- REQUIRED ACTION -
The entries below are to be written out exactly, with no images included.
───── MATERIAL FOR THIS EXERCISE
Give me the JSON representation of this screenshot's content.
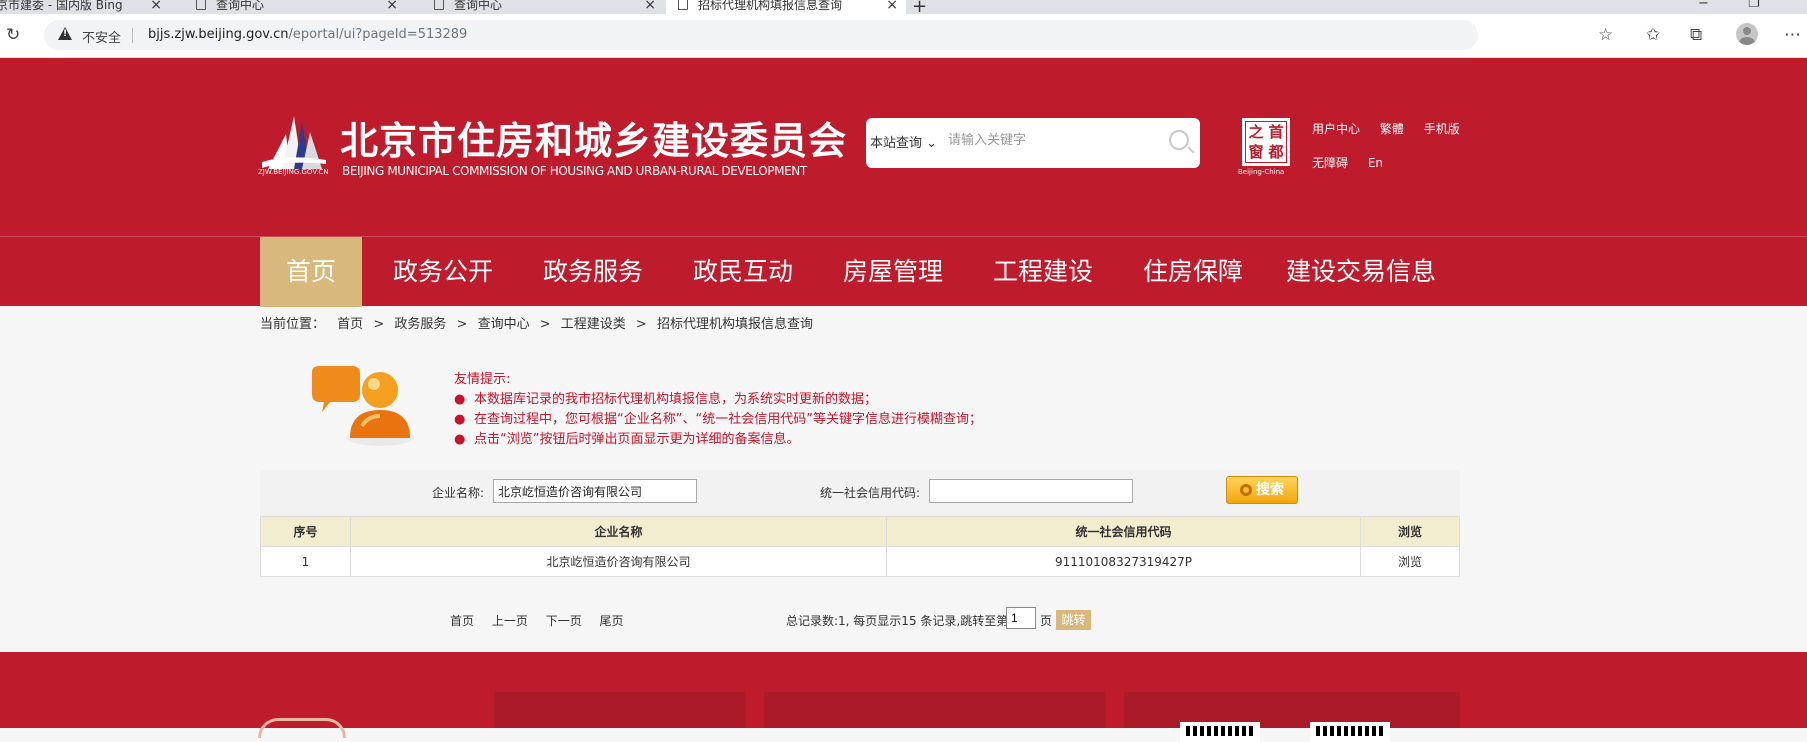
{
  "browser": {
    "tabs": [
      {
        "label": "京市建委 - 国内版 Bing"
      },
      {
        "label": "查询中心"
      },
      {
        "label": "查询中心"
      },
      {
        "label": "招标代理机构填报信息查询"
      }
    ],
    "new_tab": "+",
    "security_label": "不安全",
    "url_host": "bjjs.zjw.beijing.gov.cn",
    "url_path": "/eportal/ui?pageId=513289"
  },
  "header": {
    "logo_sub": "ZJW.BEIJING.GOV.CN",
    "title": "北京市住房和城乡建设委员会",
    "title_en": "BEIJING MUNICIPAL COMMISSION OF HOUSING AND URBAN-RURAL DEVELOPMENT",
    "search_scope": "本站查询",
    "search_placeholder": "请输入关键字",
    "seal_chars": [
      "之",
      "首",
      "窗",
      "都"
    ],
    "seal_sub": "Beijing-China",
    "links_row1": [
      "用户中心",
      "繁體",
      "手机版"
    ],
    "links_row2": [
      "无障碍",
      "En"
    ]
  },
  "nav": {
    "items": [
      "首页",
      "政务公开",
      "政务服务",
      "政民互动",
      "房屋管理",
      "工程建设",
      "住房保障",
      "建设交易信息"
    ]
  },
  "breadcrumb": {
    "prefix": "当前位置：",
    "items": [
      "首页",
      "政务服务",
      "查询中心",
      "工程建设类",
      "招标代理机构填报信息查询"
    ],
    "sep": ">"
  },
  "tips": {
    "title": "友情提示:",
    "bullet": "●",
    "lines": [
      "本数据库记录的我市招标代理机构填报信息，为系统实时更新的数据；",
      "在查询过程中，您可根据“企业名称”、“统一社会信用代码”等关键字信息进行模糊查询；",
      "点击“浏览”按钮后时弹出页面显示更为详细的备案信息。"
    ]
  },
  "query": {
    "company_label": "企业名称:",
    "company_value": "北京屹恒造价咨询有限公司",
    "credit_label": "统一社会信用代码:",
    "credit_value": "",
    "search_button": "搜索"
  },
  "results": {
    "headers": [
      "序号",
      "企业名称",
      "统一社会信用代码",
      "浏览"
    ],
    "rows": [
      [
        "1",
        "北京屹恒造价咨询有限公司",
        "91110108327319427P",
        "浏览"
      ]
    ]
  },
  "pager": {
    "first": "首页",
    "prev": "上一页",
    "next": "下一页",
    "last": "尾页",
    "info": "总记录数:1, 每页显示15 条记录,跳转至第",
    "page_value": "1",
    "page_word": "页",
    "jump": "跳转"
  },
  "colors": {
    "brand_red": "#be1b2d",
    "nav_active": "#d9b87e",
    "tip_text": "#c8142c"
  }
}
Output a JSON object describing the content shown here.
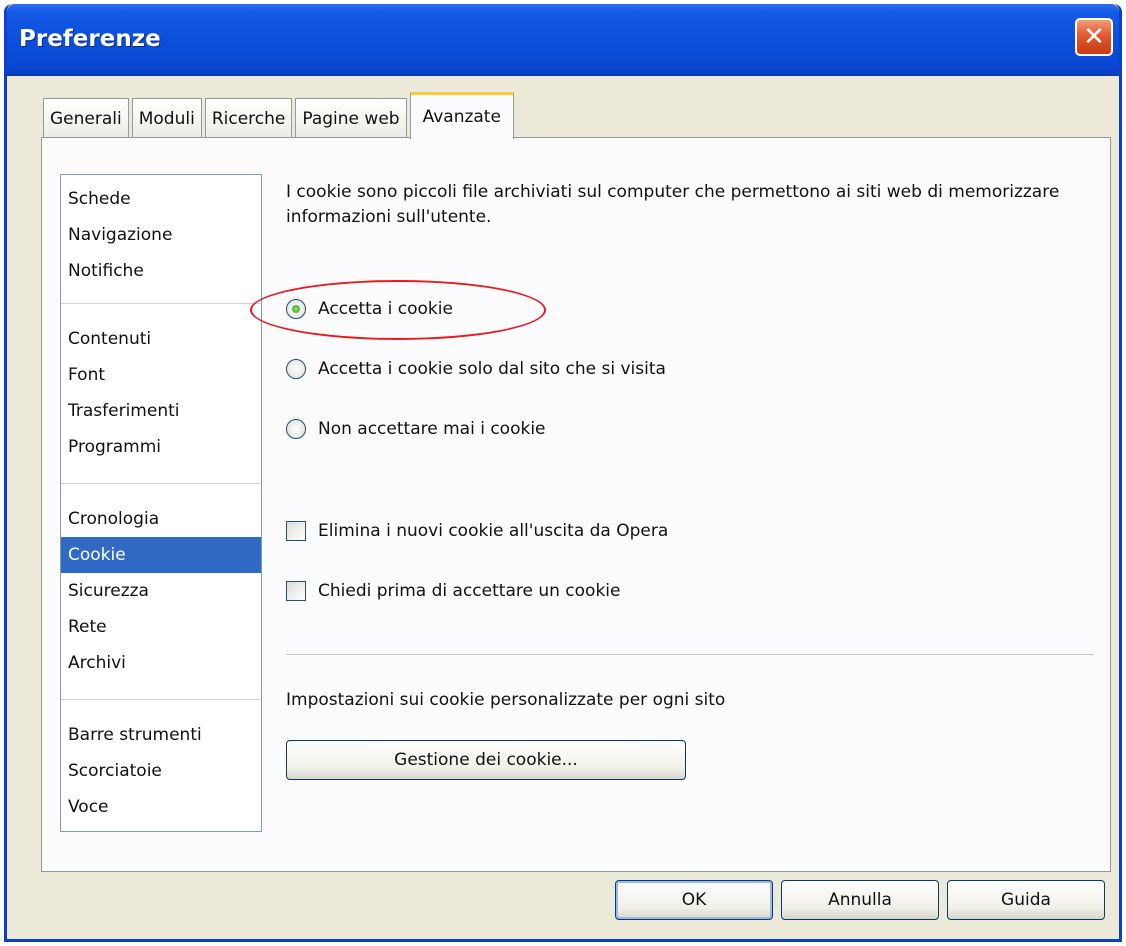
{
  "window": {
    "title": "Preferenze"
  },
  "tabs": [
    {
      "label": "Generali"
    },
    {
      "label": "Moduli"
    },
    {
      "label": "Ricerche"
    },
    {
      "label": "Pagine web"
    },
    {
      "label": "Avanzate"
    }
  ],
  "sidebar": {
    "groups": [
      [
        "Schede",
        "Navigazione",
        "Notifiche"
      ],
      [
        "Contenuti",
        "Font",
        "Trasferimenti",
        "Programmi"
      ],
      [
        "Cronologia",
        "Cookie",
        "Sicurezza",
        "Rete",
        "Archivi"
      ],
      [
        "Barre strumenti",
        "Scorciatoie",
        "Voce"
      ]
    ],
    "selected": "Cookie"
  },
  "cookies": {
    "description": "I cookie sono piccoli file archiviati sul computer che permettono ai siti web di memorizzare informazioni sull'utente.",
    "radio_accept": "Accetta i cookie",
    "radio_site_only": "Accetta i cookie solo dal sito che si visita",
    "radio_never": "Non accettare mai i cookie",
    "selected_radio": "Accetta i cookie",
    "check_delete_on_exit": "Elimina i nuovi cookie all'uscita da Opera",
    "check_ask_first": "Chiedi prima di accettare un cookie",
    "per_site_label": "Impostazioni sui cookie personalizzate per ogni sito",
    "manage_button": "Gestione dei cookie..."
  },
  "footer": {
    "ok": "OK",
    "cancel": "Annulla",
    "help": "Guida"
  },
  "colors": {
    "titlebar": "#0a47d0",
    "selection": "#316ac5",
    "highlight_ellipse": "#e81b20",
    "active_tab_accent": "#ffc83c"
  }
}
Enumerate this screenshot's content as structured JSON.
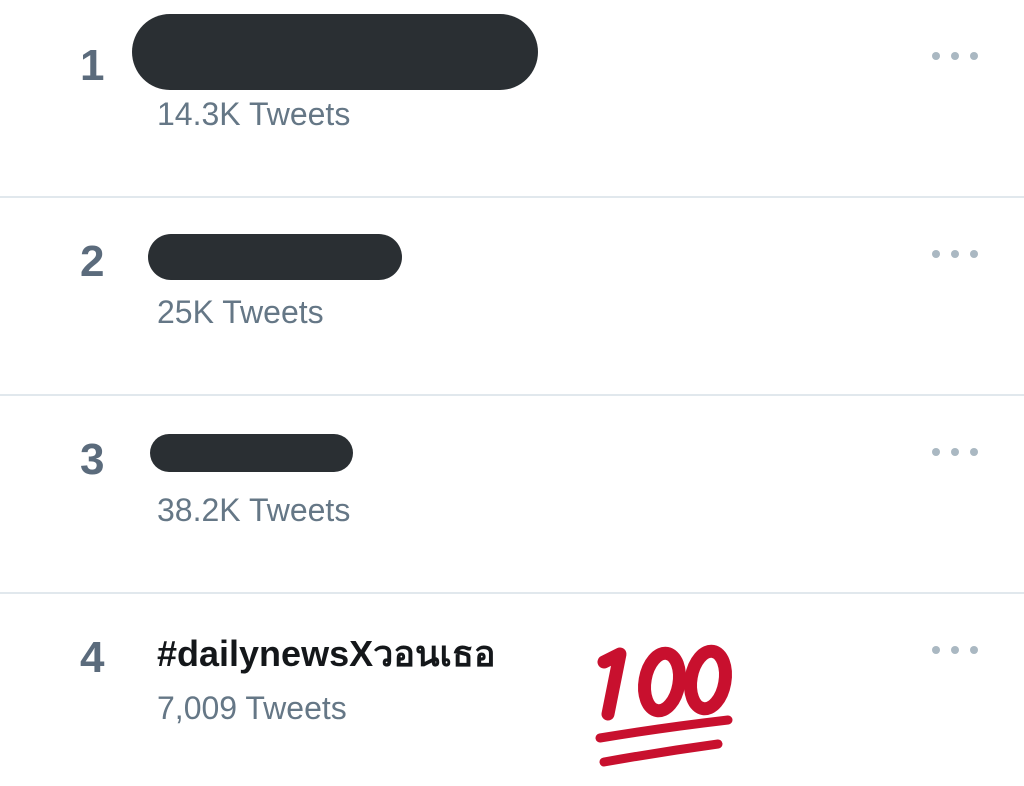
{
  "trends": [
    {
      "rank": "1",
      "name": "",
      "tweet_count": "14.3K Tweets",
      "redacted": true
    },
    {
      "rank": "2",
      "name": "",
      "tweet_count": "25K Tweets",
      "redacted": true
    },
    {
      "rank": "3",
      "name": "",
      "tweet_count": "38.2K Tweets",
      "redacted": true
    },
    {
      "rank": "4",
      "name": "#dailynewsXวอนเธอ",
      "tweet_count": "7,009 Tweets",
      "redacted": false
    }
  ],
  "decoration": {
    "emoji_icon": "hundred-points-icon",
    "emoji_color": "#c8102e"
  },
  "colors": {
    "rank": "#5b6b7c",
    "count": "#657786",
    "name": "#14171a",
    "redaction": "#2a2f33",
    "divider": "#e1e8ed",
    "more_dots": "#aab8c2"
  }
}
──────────
- TASK RESPONSE -
Give me the JSON representation of this screenshot's content.
{
  "browser": {
    "tabs": [
      {
        "label": "京市建委 - 国内版 Bing"
      },
      {
        "label": "查询中心"
      },
      {
        "label": "查询中心"
      },
      {
        "label": "招标代理机构填报信息查询"
      }
    ],
    "new_tab": "+",
    "security_label": "不安全",
    "url_host": "bjjs.zjw.beijing.gov.cn",
    "url_path": "/eportal/ui?pageId=513289"
  },
  "header": {
    "logo_sub": "ZJW.BEIJING.GOV.CN",
    "title": "北京市住房和城乡建设委员会",
    "title_en": "BEIJING MUNICIPAL COMMISSION OF HOUSING AND URBAN-RURAL DEVELOPMENT",
    "search_scope": "本站查询",
    "search_placeholder": "请输入关键字",
    "seal_chars": [
      "之",
      "首",
      "窗",
      "都"
    ],
    "seal_sub": "Beijing-China",
    "links_row1": [
      "用户中心",
      "繁體",
      "手机版"
    ],
    "links_row2": [
      "无障碍",
      "En"
    ]
  },
  "nav": {
    "items": [
      "首页",
      "政务公开",
      "政务服务",
      "政民互动",
      "房屋管理",
      "工程建设",
      "住房保障",
      "建设交易信息"
    ]
  },
  "breadcrumb": {
    "prefix": "当前位置：",
    "items": [
      "首页",
      "政务服务",
      "查询中心",
      "工程建设类",
      "招标代理机构填报信息查询"
    ],
    "sep": ">"
  },
  "tips": {
    "title": "友情提示:",
    "bullet": "●",
    "lines": [
      "本数据库记录的我市招标代理机构填报信息，为系统实时更新的数据；",
      "在查询过程中，您可根据“企业名称”、“统一社会信用代码”等关键字信息进行模糊查询；",
      "点击“浏览”按钮后时弹出页面显示更为详细的备案信息。"
    ]
  },
  "query": {
    "company_label": "企业名称:",
    "company_value": "北京屹恒造价咨询有限公司",
    "credit_label": "统一社会信用代码:",
    "credit_value": "",
    "search_button": "搜索"
  },
  "results": {
    "headers": [
      "序号",
      "企业名称",
      "统一社会信用代码",
      "浏览"
    ],
    "rows": [
      [
        "1",
        "北京屹恒造价咨询有限公司",
        "91110108327319427P",
        "浏览"
      ]
    ]
  },
  "pager": {
    "first": "首页",
    "prev": "上一页",
    "next": "下一页",
    "last": "尾页",
    "info": "总记录数:1, 每页显示15 条记录,跳转至第",
    "page_value": "1",
    "page_word": "页",
    "jump": "跳转"
  },
  "colors": {
    "brand_red": "#be1b2d",
    "nav_active": "#d9b87e",
    "tip_text": "#c8142c"
  }
}
Output a JSON object describing the content shown here.
{
  "window": {
    "title": "Preferenze"
  },
  "tabs": [
    {
      "label": "Generali"
    },
    {
      "label": "Moduli"
    },
    {
      "label": "Ricerche"
    },
    {
      "label": "Pagine web"
    },
    {
      "label": "Avanzate"
    }
  ],
  "sidebar": {
    "groups": [
      [
        "Schede",
        "Navigazione",
        "Notifiche"
      ],
      [
        "Contenuti",
        "Font",
        "Trasferimenti",
        "Programmi"
      ],
      [
        "Cronologia",
        "Cookie",
        "Sicurezza",
        "Rete",
        "Archivi"
      ],
      [
        "Barre strumenti",
        "Scorciatoie",
        "Voce"
      ]
    ],
    "selected": "Cookie"
  },
  "cookies": {
    "description": "I cookie sono piccoli file archiviati sul computer che permettono ai siti web di memorizzare informazioni sull'utente.",
    "radio_accept": "Accetta i cookie",
    "radio_site_only": "Accetta i cookie solo dal sito che si visita",
    "radio_never": "Non accettare mai i cookie",
    "selected_radio": "Accetta i cookie",
    "check_delete_on_exit": "Elimina i nuovi cookie all'uscita da Opera",
    "check_ask_first": "Chiedi prima di accettare un cookie",
    "per_site_label": "Impostazioni sui cookie personalizzate per ogni sito",
    "manage_button": "Gestione dei cookie..."
  },
  "footer": {
    "ok": "OK",
    "cancel": "Annulla",
    "help": "Guida"
  },
  "colors": {
    "titlebar": "#0a47d0",
    "selection": "#316ac5",
    "highlight_ellipse": "#e81b20",
    "active_tab_accent": "#ffc83c"
  }
}
Enumerate this screenshot's content as structured JSON.
{
  "trends": [
    {
      "rank": "1",
      "name": "",
      "tweet_count": "14.3K Tweets",
      "redacted": true
    },
    {
      "rank": "2",
      "name": "",
      "tweet_count": "25K Tweets",
      "redacted": true
    },
    {
      "rank": "3",
      "name": "",
      "tweet_count": "38.2K Tweets",
      "redacted": true
    },
    {
      "rank": "4",
      "name": "#dailynewsXวอนเธอ",
      "tweet_count": "7,009 Tweets",
      "redacted": false
    }
  ],
  "decoration": {
    "emoji_icon": "hundred-points-icon",
    "emoji_color": "#c8102e"
  },
  "colors": {
    "rank": "#5b6b7c",
    "count": "#657786",
    "name": "#14171a",
    "redaction": "#2a2f33",
    "divider": "#e1e8ed",
    "more_dots": "#aab8c2"
  }
}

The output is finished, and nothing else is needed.